- **WORK ORDER**: Copy every line that contains the string "label" from the entries below.

====== DATA UNDER STUDY

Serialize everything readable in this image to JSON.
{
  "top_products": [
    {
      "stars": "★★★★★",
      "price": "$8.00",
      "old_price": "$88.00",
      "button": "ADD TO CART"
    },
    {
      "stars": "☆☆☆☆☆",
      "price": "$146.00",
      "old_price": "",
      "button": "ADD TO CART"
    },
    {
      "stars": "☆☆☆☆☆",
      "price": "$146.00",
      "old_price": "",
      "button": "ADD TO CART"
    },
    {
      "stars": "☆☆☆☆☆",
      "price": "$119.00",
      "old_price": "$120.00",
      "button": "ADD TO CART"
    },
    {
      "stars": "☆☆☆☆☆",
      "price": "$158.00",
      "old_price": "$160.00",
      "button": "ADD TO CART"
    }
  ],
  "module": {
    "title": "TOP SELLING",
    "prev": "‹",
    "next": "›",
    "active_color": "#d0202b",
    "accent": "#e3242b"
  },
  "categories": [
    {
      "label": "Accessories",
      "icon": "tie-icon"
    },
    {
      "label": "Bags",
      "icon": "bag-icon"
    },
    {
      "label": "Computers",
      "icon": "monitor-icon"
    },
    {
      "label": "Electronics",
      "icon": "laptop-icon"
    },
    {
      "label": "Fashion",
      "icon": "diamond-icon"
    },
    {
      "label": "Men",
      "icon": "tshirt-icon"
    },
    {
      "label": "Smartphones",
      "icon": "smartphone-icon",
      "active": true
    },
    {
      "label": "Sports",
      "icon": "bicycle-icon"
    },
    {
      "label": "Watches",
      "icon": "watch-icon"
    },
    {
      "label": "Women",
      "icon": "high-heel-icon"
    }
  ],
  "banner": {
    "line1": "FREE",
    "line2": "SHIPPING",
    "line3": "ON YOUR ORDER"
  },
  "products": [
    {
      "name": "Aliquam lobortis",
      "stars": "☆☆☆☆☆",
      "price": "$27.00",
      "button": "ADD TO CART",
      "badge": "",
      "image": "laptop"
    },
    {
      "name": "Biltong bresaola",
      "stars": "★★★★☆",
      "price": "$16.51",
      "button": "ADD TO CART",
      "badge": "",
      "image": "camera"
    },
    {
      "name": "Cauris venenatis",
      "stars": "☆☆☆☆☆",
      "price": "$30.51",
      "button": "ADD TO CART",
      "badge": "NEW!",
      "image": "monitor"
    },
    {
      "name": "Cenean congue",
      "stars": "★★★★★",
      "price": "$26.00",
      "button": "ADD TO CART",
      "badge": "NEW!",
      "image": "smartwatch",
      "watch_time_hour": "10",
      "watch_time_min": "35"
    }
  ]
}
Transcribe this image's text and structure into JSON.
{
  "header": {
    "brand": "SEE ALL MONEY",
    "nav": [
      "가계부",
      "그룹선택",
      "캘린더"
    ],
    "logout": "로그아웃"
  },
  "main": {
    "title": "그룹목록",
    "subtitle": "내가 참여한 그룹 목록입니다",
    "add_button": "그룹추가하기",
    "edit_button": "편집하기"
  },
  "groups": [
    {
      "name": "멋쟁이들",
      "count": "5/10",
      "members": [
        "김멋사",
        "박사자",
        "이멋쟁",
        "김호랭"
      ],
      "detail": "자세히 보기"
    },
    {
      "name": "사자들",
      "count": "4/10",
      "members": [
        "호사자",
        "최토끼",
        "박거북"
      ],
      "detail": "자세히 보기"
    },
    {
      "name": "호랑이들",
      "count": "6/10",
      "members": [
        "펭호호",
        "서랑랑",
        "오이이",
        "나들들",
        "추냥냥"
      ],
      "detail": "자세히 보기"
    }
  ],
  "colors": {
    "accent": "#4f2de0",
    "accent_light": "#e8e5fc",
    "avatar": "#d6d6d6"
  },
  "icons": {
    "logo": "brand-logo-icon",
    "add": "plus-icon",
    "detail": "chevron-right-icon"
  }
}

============

- **TASK RESPONSE**:
      "label": "Accessories",
      "label": "Bags",
      "label": "Computers",
      "label": "Electronics",
      "label": "Fashion",
      "label": "Men",
      "label": "Smartphones",
      "label": "Sports",
      "label": "Watches",
      "label": "Women",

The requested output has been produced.